### DATA UNDER STUDY
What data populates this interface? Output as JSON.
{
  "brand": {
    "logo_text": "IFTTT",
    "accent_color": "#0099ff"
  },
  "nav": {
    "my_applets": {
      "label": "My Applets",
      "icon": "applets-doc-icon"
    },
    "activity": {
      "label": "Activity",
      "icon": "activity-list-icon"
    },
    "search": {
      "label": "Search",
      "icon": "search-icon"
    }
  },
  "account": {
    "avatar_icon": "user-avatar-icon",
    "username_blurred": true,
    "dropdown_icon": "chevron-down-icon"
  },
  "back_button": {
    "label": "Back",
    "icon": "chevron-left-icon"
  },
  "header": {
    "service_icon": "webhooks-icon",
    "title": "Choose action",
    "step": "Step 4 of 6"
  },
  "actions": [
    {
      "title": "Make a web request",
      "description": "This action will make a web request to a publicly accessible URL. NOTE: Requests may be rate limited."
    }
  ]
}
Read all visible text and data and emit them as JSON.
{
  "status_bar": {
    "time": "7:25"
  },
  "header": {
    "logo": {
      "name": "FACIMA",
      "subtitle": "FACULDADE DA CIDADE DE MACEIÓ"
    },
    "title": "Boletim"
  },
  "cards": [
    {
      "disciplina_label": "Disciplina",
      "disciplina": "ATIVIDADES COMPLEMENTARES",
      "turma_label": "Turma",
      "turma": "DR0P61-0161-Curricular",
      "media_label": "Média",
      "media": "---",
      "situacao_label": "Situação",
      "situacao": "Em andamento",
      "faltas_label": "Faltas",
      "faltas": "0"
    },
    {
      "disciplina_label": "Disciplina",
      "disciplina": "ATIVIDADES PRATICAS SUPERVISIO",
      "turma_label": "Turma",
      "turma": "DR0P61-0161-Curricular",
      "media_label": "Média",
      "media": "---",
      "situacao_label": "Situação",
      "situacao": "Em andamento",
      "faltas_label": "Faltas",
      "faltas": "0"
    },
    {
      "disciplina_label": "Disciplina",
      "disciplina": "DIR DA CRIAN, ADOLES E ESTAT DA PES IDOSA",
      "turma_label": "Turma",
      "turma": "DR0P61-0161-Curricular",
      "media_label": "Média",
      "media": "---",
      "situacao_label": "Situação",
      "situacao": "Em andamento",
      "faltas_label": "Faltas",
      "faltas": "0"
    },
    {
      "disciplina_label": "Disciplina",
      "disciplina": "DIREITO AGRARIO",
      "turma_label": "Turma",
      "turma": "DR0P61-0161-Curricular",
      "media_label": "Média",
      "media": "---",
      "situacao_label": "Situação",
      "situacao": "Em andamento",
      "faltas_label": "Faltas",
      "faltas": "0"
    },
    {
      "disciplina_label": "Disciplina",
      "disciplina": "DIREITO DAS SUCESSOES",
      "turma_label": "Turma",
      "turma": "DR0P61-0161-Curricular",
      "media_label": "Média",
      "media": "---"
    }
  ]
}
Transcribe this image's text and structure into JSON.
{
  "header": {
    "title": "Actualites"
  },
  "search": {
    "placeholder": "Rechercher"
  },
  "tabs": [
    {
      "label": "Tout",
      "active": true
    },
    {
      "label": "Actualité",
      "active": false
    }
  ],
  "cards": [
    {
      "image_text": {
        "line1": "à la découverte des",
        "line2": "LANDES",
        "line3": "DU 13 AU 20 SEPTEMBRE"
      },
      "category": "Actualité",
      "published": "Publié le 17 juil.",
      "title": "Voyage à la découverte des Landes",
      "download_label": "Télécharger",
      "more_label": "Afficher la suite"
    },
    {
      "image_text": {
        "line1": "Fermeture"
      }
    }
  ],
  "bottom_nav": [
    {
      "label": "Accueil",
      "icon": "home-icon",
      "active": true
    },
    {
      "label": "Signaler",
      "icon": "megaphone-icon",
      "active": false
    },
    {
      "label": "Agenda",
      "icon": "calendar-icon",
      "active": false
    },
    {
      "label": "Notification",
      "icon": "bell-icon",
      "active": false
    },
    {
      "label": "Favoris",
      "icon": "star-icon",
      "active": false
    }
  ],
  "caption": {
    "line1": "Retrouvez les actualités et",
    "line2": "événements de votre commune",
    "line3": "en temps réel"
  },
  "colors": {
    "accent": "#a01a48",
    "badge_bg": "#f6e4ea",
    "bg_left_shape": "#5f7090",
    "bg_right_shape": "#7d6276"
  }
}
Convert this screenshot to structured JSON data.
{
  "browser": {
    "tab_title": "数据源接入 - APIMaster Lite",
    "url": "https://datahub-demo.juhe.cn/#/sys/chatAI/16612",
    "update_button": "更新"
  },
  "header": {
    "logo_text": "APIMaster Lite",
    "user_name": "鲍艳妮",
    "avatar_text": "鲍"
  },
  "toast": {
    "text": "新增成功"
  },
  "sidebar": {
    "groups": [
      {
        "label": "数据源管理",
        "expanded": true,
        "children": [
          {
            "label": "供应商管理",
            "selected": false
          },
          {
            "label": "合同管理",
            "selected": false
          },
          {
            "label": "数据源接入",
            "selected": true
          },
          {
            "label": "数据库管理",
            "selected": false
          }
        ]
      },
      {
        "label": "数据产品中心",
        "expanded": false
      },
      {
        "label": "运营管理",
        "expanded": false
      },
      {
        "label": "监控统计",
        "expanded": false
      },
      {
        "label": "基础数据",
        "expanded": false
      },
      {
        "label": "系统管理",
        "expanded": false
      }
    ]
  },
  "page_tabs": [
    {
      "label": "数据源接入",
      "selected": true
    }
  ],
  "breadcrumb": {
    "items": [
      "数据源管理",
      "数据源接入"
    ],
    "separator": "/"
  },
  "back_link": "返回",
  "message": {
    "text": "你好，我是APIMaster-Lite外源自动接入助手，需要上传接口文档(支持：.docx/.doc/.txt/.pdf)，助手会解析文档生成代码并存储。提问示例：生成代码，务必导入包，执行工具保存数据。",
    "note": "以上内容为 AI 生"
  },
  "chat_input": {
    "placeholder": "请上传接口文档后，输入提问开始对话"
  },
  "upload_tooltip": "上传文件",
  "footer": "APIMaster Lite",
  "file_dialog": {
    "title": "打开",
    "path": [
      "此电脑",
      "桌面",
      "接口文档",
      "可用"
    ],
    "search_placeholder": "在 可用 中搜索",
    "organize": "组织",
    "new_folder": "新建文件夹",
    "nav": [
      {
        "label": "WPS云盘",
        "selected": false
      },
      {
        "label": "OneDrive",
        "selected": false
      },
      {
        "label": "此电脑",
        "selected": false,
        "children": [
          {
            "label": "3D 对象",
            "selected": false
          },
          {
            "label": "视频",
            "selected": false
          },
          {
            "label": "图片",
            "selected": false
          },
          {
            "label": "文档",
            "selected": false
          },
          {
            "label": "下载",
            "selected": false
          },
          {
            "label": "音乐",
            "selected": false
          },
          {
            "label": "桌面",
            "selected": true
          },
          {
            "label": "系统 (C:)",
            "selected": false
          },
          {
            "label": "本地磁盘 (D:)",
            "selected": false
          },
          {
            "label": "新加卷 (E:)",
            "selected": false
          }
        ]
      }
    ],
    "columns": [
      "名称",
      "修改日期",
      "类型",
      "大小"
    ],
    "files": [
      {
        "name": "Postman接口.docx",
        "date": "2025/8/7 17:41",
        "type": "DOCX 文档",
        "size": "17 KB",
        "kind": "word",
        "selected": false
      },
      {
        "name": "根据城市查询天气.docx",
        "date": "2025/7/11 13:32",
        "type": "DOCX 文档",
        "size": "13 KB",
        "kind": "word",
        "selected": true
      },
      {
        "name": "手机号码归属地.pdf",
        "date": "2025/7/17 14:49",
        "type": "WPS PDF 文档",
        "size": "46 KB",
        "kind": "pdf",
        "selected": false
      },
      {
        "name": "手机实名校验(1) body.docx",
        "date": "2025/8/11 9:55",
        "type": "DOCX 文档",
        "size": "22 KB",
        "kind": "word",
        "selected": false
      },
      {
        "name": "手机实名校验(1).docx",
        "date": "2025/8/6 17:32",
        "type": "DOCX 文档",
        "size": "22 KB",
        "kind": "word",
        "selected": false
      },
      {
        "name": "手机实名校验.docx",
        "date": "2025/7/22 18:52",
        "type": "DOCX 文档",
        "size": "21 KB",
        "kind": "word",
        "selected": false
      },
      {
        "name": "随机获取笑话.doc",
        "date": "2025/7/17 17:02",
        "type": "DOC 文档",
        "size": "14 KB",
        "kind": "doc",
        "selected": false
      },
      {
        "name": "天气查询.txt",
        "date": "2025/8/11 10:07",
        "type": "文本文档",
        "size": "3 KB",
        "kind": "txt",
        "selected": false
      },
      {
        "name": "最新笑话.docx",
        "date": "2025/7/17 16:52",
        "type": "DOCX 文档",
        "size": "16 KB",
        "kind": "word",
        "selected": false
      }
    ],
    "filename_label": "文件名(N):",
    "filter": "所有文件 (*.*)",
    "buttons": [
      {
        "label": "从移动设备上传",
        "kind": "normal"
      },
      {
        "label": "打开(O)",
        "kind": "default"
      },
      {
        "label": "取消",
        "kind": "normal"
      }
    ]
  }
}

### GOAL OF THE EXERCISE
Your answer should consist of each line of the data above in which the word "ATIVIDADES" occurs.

### WRITTEN ANSWER
      "disciplina": "ATIVIDADES COMPLEMENTARES",
      "disciplina": "ATIVIDADES PRATICAS SUPERVISIO",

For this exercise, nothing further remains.